Corydalis solida, or fumewort, is native to moist, shady habitats along rivers. It is an ephemeral, with foliage that appears in spring and dies down to its tuberous rootstock in summer. It has narrow, long-spurred flowers that show color variation, and may be mauve, purple, red, or white.
Like some other plants already described on this blog, the seeds are disseminated thanks to ants.
This plant, in particular the root, is toxic: it contains alkaloids (notably corydalin), high dose of which are dangerous for the spinal cord.
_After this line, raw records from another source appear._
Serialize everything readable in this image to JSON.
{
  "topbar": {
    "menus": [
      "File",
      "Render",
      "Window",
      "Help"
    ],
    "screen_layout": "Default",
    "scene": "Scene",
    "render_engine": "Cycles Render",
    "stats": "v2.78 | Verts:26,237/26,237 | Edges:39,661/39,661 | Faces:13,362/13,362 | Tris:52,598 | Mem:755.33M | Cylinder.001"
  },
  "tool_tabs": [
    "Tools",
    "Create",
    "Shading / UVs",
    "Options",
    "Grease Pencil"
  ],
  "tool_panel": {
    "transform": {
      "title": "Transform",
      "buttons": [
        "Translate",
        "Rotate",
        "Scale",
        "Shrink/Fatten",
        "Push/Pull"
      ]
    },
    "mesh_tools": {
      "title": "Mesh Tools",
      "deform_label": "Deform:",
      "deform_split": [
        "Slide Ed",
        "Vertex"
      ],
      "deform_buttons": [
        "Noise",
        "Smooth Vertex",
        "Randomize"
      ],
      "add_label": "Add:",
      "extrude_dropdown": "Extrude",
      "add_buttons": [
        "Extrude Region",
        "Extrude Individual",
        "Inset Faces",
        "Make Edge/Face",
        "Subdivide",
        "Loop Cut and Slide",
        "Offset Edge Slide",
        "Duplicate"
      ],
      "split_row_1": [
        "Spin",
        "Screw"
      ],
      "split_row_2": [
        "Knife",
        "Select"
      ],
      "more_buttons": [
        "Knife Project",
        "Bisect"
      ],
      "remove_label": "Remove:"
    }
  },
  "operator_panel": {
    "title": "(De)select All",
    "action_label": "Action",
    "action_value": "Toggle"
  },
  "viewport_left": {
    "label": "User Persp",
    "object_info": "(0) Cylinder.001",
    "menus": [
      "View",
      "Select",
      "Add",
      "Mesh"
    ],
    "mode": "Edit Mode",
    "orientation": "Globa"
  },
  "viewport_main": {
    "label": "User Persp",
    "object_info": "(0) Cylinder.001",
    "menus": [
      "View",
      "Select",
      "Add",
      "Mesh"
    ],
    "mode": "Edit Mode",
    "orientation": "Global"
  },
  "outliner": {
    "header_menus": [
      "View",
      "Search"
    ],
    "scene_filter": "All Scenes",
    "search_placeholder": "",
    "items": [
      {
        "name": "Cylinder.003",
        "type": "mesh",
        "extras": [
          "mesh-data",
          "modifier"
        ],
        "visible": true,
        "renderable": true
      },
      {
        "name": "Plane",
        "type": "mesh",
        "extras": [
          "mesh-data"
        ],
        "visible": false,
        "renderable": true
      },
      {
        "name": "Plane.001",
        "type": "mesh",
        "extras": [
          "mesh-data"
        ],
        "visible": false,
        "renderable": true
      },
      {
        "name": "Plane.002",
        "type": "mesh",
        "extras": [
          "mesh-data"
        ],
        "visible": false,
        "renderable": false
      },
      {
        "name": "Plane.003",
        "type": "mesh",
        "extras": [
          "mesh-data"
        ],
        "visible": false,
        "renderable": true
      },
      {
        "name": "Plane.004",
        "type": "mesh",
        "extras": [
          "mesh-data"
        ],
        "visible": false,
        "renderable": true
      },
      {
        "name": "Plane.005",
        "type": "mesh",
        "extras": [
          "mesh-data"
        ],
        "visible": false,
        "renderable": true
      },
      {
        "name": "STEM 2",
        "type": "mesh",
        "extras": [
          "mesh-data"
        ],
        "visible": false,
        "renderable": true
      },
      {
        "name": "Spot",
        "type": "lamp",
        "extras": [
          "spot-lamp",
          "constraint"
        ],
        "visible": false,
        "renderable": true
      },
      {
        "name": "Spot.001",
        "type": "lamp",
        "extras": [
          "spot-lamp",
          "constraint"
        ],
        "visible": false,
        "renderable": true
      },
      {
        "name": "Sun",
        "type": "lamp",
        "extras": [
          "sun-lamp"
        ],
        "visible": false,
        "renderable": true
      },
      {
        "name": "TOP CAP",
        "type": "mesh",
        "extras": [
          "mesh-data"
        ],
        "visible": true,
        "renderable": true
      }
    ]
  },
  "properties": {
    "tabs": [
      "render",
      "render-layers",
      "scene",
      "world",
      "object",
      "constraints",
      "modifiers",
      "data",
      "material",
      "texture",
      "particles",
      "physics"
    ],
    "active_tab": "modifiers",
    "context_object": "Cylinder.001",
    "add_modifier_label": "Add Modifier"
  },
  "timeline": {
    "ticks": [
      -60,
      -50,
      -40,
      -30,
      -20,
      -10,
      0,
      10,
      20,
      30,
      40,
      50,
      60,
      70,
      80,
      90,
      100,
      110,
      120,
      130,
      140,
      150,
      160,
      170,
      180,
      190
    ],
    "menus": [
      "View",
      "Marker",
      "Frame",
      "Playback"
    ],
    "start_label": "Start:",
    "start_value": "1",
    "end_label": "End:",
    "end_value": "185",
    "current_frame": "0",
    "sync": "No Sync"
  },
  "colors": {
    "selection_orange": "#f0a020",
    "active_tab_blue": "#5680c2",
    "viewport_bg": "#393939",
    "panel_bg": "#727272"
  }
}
The plant is used in phytotherapy against Parkinson disease.